• **Problem**
The number of lines below that contain the word "weeks" is all that the answer should hold.

----------

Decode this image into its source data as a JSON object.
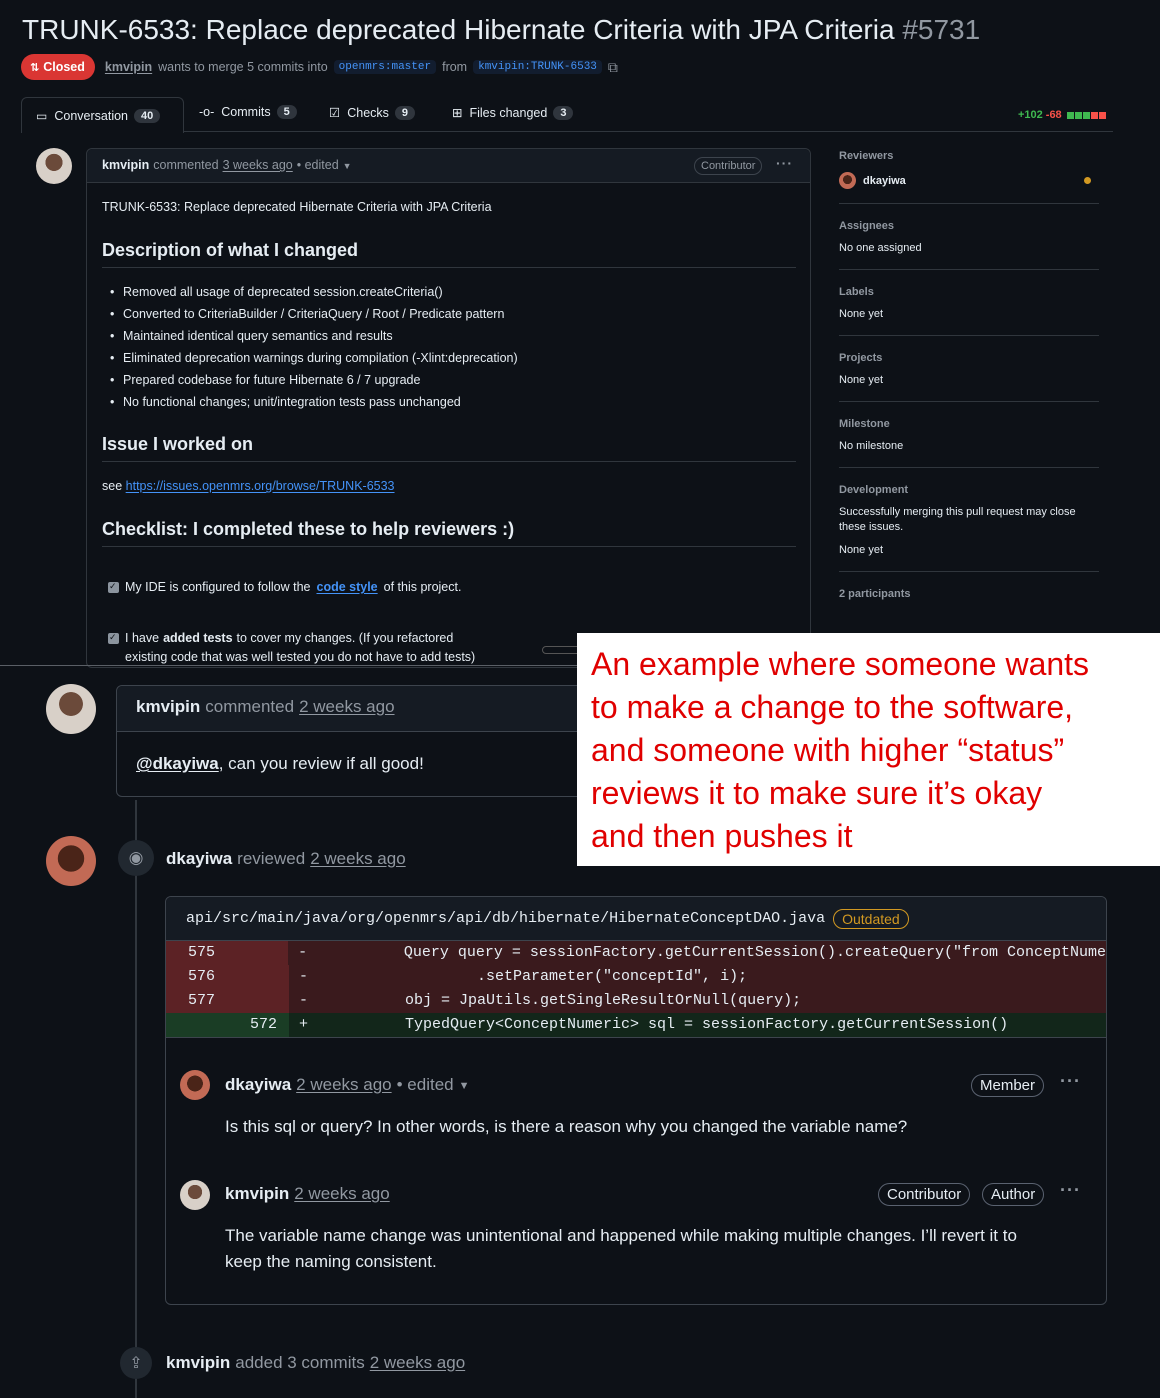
{
  "pr": {
    "title": "TRUNK-6533: Replace deprecated Hibernate Criteria with JPA Criteria",
    "number": "#5731",
    "status": "Closed",
    "author": "kmvipin",
    "merge_text": "wants to merge 5 commits into",
    "base_branch": "openmrs:master",
    "from_text": "from",
    "head_branch": "kmvipin:TRUNK-6533"
  },
  "tabs": [
    {
      "label": "Conversation",
      "count": "40"
    },
    {
      "label": "Commits",
      "count": "5"
    },
    {
      "label": "Checks",
      "count": "9"
    },
    {
      "label": "Files changed",
      "count": "3"
    }
  ],
  "diffstat": {
    "add": "+102",
    "del": "-68"
  },
  "first_comment": {
    "author": "kmvipin",
    "action": "commented",
    "time": "3 weeks ago",
    "edited": "• edited",
    "badge": "Contributor",
    "intro": "TRUNK-6533: Replace deprecated Hibernate Criteria with JPA Criteria",
    "h_desc": "Description of what I changed",
    "bullets": [
      "Removed all usage of deprecated session.createCriteria()",
      "Converted to CriteriaBuilder / CriteriaQuery / Root / Predicate pattern",
      "Maintained identical query semantics and results",
      "Eliminated deprecation warnings during compilation (-Xlint:deprecation)",
      "Prepared codebase for future Hibernate 6 / 7 upgrade",
      "No functional changes; unit/integration tests pass unchanged"
    ],
    "h_issue": "Issue I worked on",
    "see": "see",
    "issue_link": "https://issues.openmrs.org/browse/TRUNK-6533",
    "h_check": "Checklist: I completed these to help reviewers :)",
    "check1_pre": "My IDE is configured to follow the",
    "check1_link": "code style",
    "check1_post": "of this project.",
    "check2_pre": "I have",
    "check2_bold": "added tests",
    "check2_post": "to cover my changes. (If you refactored",
    "check2_line2": "existing code that was well tested you do not have to add tests)"
  },
  "sidebar": {
    "reviewers_h": "Reviewers",
    "reviewer": "dkayiwa",
    "assignees_h": "Assignees",
    "assignees_v": "No one assigned",
    "labels_h": "Labels",
    "labels_v": "None yet",
    "projects_h": "Projects",
    "projects_v": "None yet",
    "milestone_h": "Milestone",
    "milestone_v": "No milestone",
    "dev_h": "Development",
    "dev_v1": "Successfully merging this pull request may close",
    "dev_v2": "these issues.",
    "dev_v3": "None yet",
    "participants": "2 participants"
  },
  "annotation": {
    "lines": [
      "An example where someone wants",
      "to make a change to the software,",
      "and someone with higher “status”",
      "reviews it to make sure it’s okay",
      "and then pushes it"
    ]
  },
  "second_comment": {
    "author": "kmvipin",
    "action": "commented",
    "time": "2 weeks ago",
    "mention": "@dkayiwa",
    "text": ", can you review if all good!"
  },
  "review": {
    "author": "dkayiwa",
    "action": "reviewed",
    "time": "2 weeks ago",
    "file": "api/src/main/java/org/openmrs/api/db/hibernate/HibernateConceptDAO.java",
    "outdated": "Outdated",
    "diff": [
      {
        "num": "575",
        "sign": "-",
        "code": "        Query query = sessionFactory.getCurrentSession().createQuery(\"from ConceptNume",
        "type": "del"
      },
      {
        "num": "576",
        "sign": "-",
        "code": "                .setParameter(\"conceptId\", i);",
        "type": "del"
      },
      {
        "num": "577",
        "sign": "-",
        "code": "        obj = JpaUtils.getSingleResultOrNull(query);",
        "type": "del"
      },
      {
        "num": "572",
        "sign": "+",
        "code": "        TypedQuery<ConceptNumeric> sql = sessionFactory.getCurrentSession()",
        "type": "add"
      }
    ],
    "c1_author": "dkayiwa",
    "c1_time": "2 weeks ago",
    "c1_edited": "• edited",
    "c1_badge": "Member",
    "c1_text": "Is this sql or query? In other words, is there a reason why you changed the variable name?",
    "c2_author": "kmvipin",
    "c2_time": "2 weeks ago",
    "c2_badge1": "Contributor",
    "c2_badge2": "Author",
    "c2_text1": "The variable name change was unintentional and happened while making multiple changes. I’ll revert it to",
    "c2_text2": "keep the naming consistent."
  },
  "commits_event": {
    "author": "kmvipin",
    "text": "added 3 commits",
    "time": "2 weeks ago"
  },
  "colors": {
    "bg": "#0d1117",
    "closed": "#da3633",
    "link": "#4493f8",
    "annotation": "#e00000",
    "diff_del": "#3a1a1d",
    "diff_add": "#12261a",
    "outdated": "#d29922"
  }
}
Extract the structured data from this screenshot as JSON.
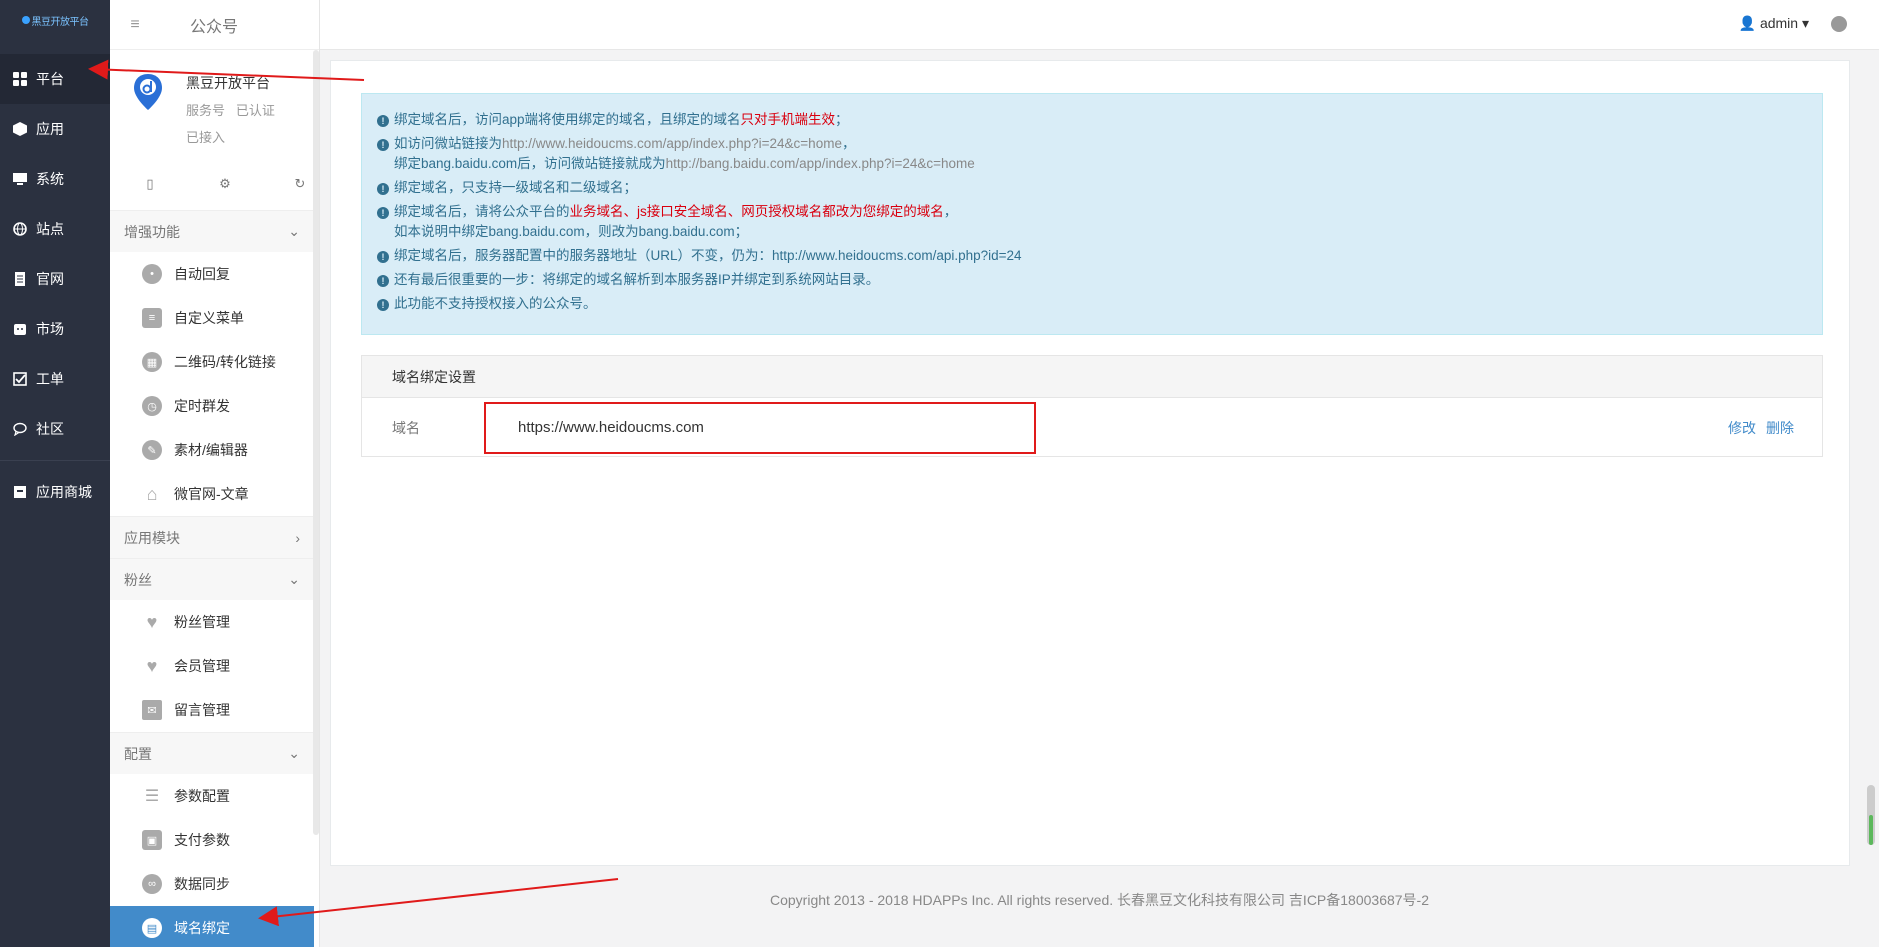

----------

• **Solution**
6